(Goal of the exercise) The copy you return should hold every record below word for word and no images.
═════ The data ═════
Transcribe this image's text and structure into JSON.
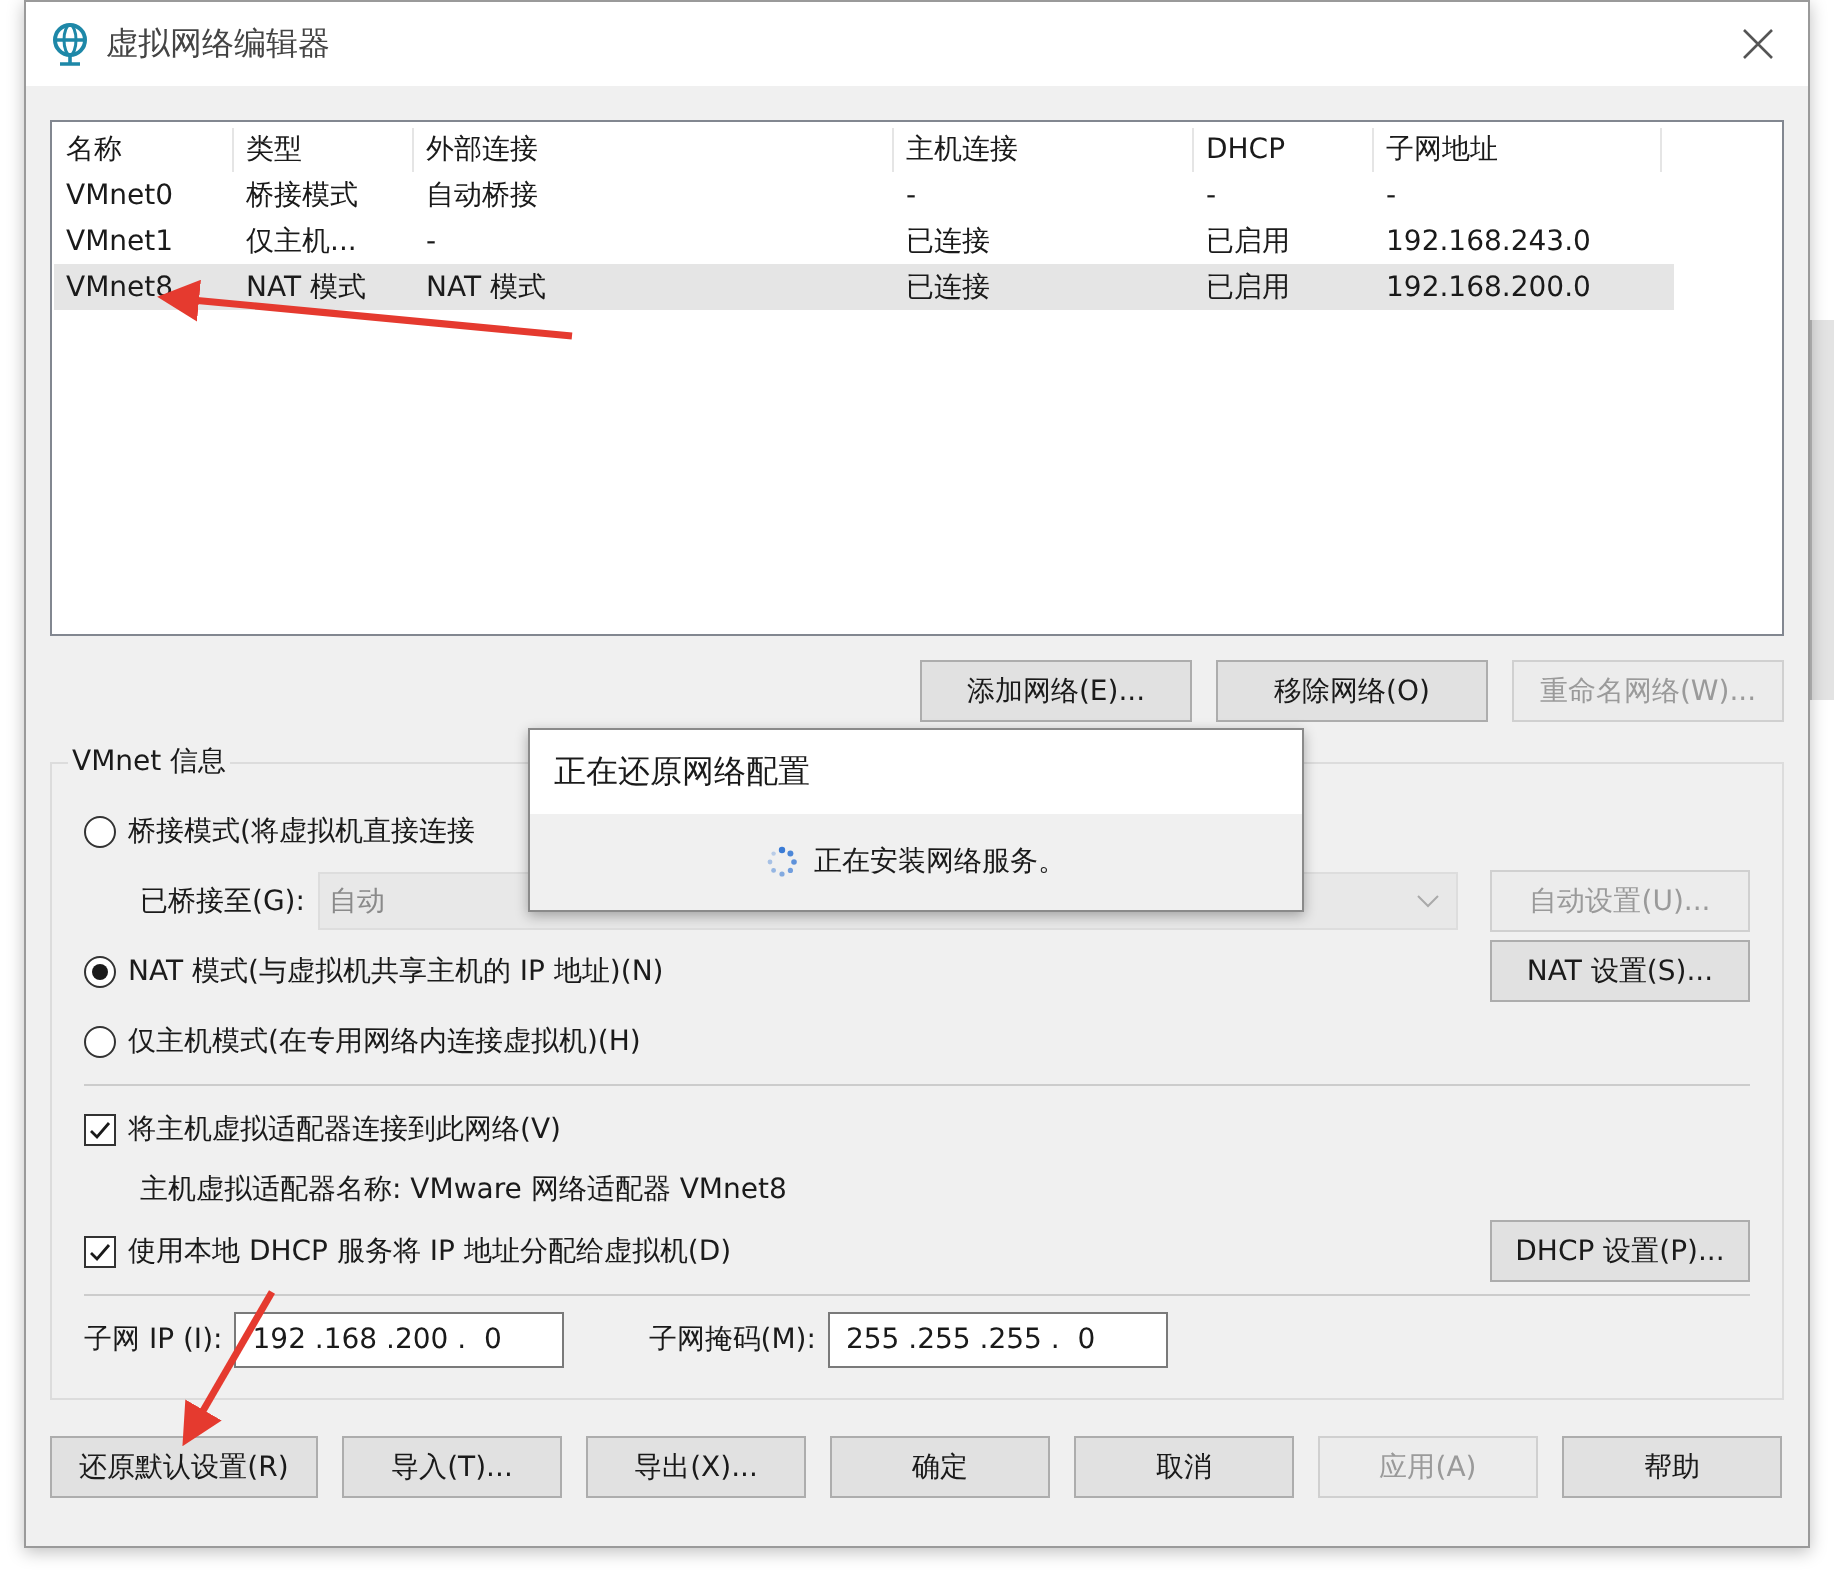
{
  "window": {
    "title": "虚拟网络编辑器"
  },
  "network_table": {
    "columns": [
      "名称",
      "类型",
      "外部连接",
      "主机连接",
      "DHCP",
      "子网地址"
    ],
    "rows": [
      {
        "cells": [
          "VMnet0",
          "桥接模式",
          "自动桥接",
          "-",
          "-",
          "-"
        ],
        "selected": false
      },
      {
        "cells": [
          "VMnet1",
          "仅主机...",
          "-",
          "已连接",
          "已启用",
          "192.168.243.0"
        ],
        "selected": false
      },
      {
        "cells": [
          "VMnet8",
          "NAT 模式",
          "NAT 模式",
          "已连接",
          "已启用",
          "192.168.200.0"
        ],
        "selected": true
      }
    ]
  },
  "network_buttons": [
    {
      "label": "添加网络(E)...",
      "disabled": false
    },
    {
      "label": "移除网络(O)",
      "disabled": false
    },
    {
      "label": "重命名网络(W)...",
      "disabled": true
    }
  ],
  "vmnet_info": {
    "title": "VMnet 信息",
    "modes": [
      {
        "label": "桥接模式(将虚拟机直接连接",
        "selected": false
      },
      {
        "label": "NAT 模式(与虚拟机共享主机的 IP 地址)(N)",
        "selected": true,
        "button": {
          "label": "NAT 设置(S)...",
          "disabled": false
        }
      },
      {
        "label": "仅主机模式(在专用网络内连接虚拟机)(H)",
        "selected": false
      }
    ],
    "bridged_to": {
      "label": "已桥接至(G):",
      "value": "自动",
      "disabled": true,
      "button": {
        "label": "自动设置(U)...",
        "disabled": true
      }
    },
    "host_adapter_checkbox": {
      "label": "将主机虚拟适配器连接到此网络(V)",
      "checked": true
    },
    "adapter_name": "主机虚拟适配器名称: VMware 网络适配器 VMnet8",
    "dhcp_checkbox": {
      "label": "使用本地 DHCP 服务将 IP 地址分配给虚拟机(D)",
      "checked": true,
      "button": {
        "label": "DHCP 设置(P)...",
        "disabled": false
      }
    },
    "subnet_ip": {
      "label": "子网 IP (I):",
      "value": "192 .168 .200 .  0"
    },
    "subnet_mask": {
      "label": "子网掩码(M):",
      "value": "255 .255 .255 .  0"
    }
  },
  "progress_dialog": {
    "title": "正在还原网络配置",
    "message": "正在安装网络服务。"
  },
  "footer_buttons": [
    {
      "label": "还原默认设置(R)",
      "disabled": false
    },
    {
      "label": "导入(T)...",
      "disabled": false
    },
    {
      "label": "导出(X)...",
      "disabled": false
    },
    {
      "label": "确定",
      "disabled": false
    },
    {
      "label": "取消",
      "disabled": false
    },
    {
      "label": "应用(A)",
      "disabled": true
    },
    {
      "label": "帮助",
      "disabled": false
    }
  ]
}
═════
(Your response)
Transcribe this image's text and structure into JSON.
{
  "window": {
    "title": "虚拟网络编辑器"
  },
  "network_table": {
    "columns": [
      "名称",
      "类型",
      "外部连接",
      "主机连接",
      "DHCP",
      "子网地址"
    ],
    "rows": [
      {
        "cells": [
          "VMnet0",
          "桥接模式",
          "自动桥接",
          "-",
          "-",
          "-"
        ],
        "selected": false
      },
      {
        "cells": [
          "VMnet1",
          "仅主机...",
          "-",
          "已连接",
          "已启用",
          "192.168.243.0"
        ],
        "selected": false
      },
      {
        "cells": [
          "VMnet8",
          "NAT 模式",
          "NAT 模式",
          "已连接",
          "已启用",
          "192.168.200.0"
        ],
        "selected": true
      }
    ]
  },
  "network_buttons": [
    {
      "label": "添加网络(E)...",
      "disabled": false
    },
    {
      "label": "移除网络(O)",
      "disabled": false
    },
    {
      "label": "重命名网络(W)...",
      "disabled": true
    }
  ],
  "vmnet_info": {
    "title": "VMnet 信息",
    "modes": [
      {
        "label": "桥接模式(将虚拟机直接连接",
        "selected": false
      },
      {
        "label": "NAT 模式(与虚拟机共享主机的 IP 地址)(N)",
        "selected": true,
        "button": {
          "label": "NAT 设置(S)...",
          "disabled": false
        }
      },
      {
        "label": "仅主机模式(在专用网络内连接虚拟机)(H)",
        "selected": false
      }
    ],
    "bridged_to": {
      "label": "已桥接至(G):",
      "value": "自动",
      "disabled": true,
      "button": {
        "label": "自动设置(U)...",
        "disabled": true
      }
    },
    "host_adapter_checkbox": {
      "label": "将主机虚拟适配器连接到此网络(V)",
      "checked": true
    },
    "adapter_name": "主机虚拟适配器名称: VMware 网络适配器 VMnet8",
    "dhcp_checkbox": {
      "label": "使用本地 DHCP 服务将 IP 地址分配给虚拟机(D)",
      "checked": true,
      "button": {
        "label": "DHCP 设置(P)...",
        "disabled": false
      }
    },
    "subnet_ip": {
      "label": "子网 IP (I):",
      "value": "192 .168 .200 .  0"
    },
    "subnet_mask": {
      "label": "子网掩码(M):",
      "value": "255 .255 .255 .  0"
    }
  },
  "progress_dialog": {
    "title": "正在还原网络配置",
    "message": "正在安装网络服务。"
  },
  "footer_buttons": [
    {
      "label": "还原默认设置(R)",
      "disabled": false
    },
    {
      "label": "导入(T)...",
      "disabled": false
    },
    {
      "label": "导出(X)...",
      "disabled": false
    },
    {
      "label": "确定",
      "disabled": false
    },
    {
      "label": "取消",
      "disabled": false
    },
    {
      "label": "应用(A)",
      "disabled": true
    },
    {
      "label": "帮助",
      "disabled": false
    }
  ]
}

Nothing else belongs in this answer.